- associating at least one sub-category under said at least one major category for including captured electronic messages of a specific interest area under said general interest area;
- capturing an electronic message when it is endorsed by a recipient who perceives a continuing value of said captured electronic message.
28. The method of claim 27, wherein a participant may endorse a message to be catalogued for future reference, and may rate the value of the message.
29. The method of claim 27, wherein an endorsed message is cataloged under the associated category, showing endorsement(s) and indexed by the subject line and date.
30. The method of claim 27, wherein multiple participants may endorse a message and the catalog entries will show the multiple endorsements.
31. The method of claim 27, further comprising the step of providing a URL in the message footer where the URL may have parameters to specify the thread, the participant, the message and a level of endorsement.
32. The method of claim 27, further comprising the step of providing a URL in the message footer where the the URL may bring up a display for specifying level of endorsement.
33. The method of claim 27, wherein a message selected from the catalog is mailed specifically to the participant selecting it so the participant may file it or forward the message.
34. The method of claim 27, wherein a message may be retrieved from the catalog at a future time and endorsed.
35. The method of claim 27, wherein a thread may be resumed by retrieving a message from the catalog and sending a response.
36. A method for encouraging participation in electronic message communication within an organization, comprising the steps of:
- tracking participation in threads of electronic messages associated with electronic message distribution lists relating to predetermined topics of interest;
- generating a plurality of reports deriving from said tracking participation; and
- communicating to pre-selected recipients within the organization said plurality of reports.
37. The method of claim 36, wherein said plurality of reports provide information on participants initiating threads.
38. The method of claim 36, wherein said plurality of reports provide information on participants contributing to threads
39. The method of claim 36, wherein said plurality of reports provide information on participants making endorsements.
40. The method of claim 36, wherein said plurality of reports provide information on participants receiving endorsements.
41. The method of claim 36, wherein said plurality of reports provide information on endorsed messages frequently referenced.
42. The method of claim 36, wherein said plurality of reports provide information on messages with high numbers of endorsements or high ratings.
43. The method of claim 36, wherein at least one web page associated with said method provides general access to information regarding participants receiving high numbers of endorsements.

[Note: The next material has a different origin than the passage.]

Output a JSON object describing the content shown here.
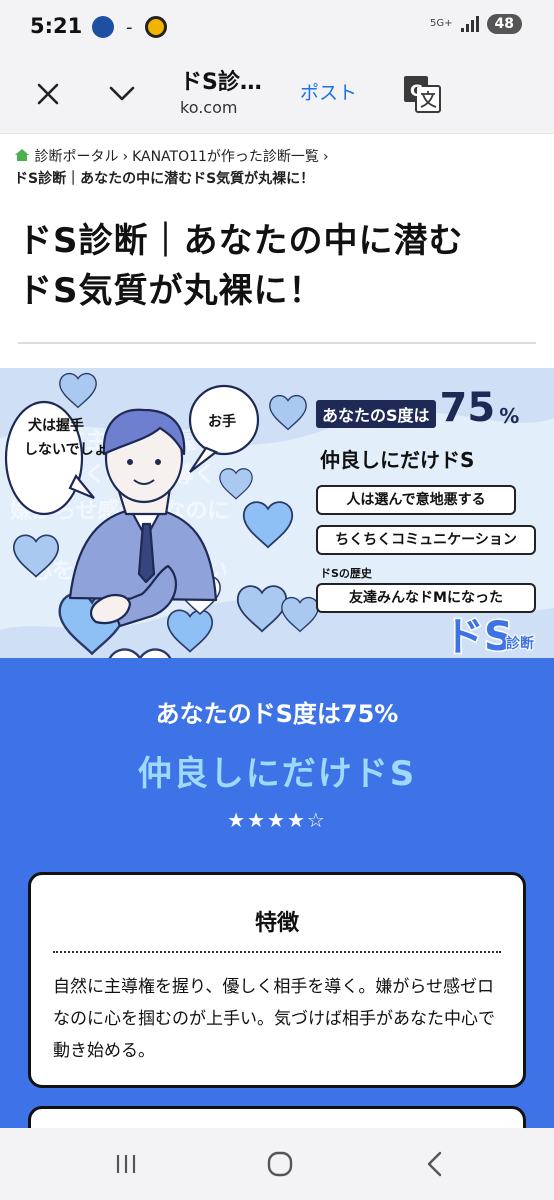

44. The method of claim 36, wherein participants will not be allowed to endorse their own responses.
45. The method of claim 36, wherein a web page for each participant may provide information on the level of participation.